As the bones were then collected to be thrown into a promiscuous mass, I conceived the idea of getting possession of this skull of a Lord. I ascertained from Henry Cuyler, a British half-pay officer residing then at Greenbush, the precise spot where he was buried, which was also indicated by his coat of arms being placed on the E. wall, nearly over the tomb. I took the opportunity, to avoid exciting curiosity, when the workmen were gone to dinner, and with the aid of my man, we removed all the dirt and rubbish which covered the remains of a double coffin containing his ashes. The outer one made of white pine, had nearly moulded into dust; the inner one being made of mahogany, was with some exceptions sound, but in some places it had rotted.

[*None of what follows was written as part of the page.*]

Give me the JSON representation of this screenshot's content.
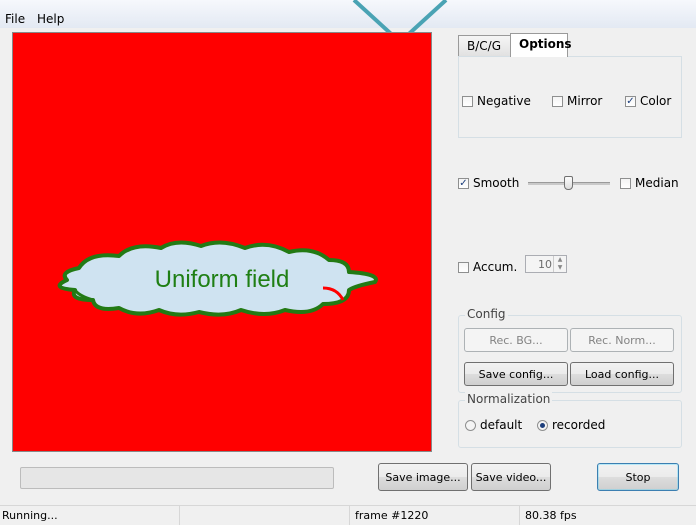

The weight of the earth had forced its way intermingled with his Lordship's bones. I removed the lid and found a thick rich silk damask in which his cold remains were enshrouded on his interment, apparently sound. In attempting to remove it, it crumbled into dust. I then perceived the object of my research within my grasp, resting in peace after slumbering forty-four years (44 years) within this damask. I raised it with great caution with my left hand and to my astonishment I found a fine set of shining teeth; the hair of his head in excellent preservation completely matted with powder and pomatum as if recently done by the frizure. The queue was very neat, the ribbon and double beau apparently new & jet black, but on touching it moldered between my thumb and finger. I concluded with Mr. Cuyler who alone was in the secret to send it to his family in England. On further consultation we thot that it would only open a fresh wound which bled nearly half a century ago and answer no valuable purposes.'
Whether or not he actually made off with the skull of Lord Howe isn't made clear, but the remains of the Viscount were respectably reburied beneath the second St. Peter's...only to be disturbed again.
To be continued....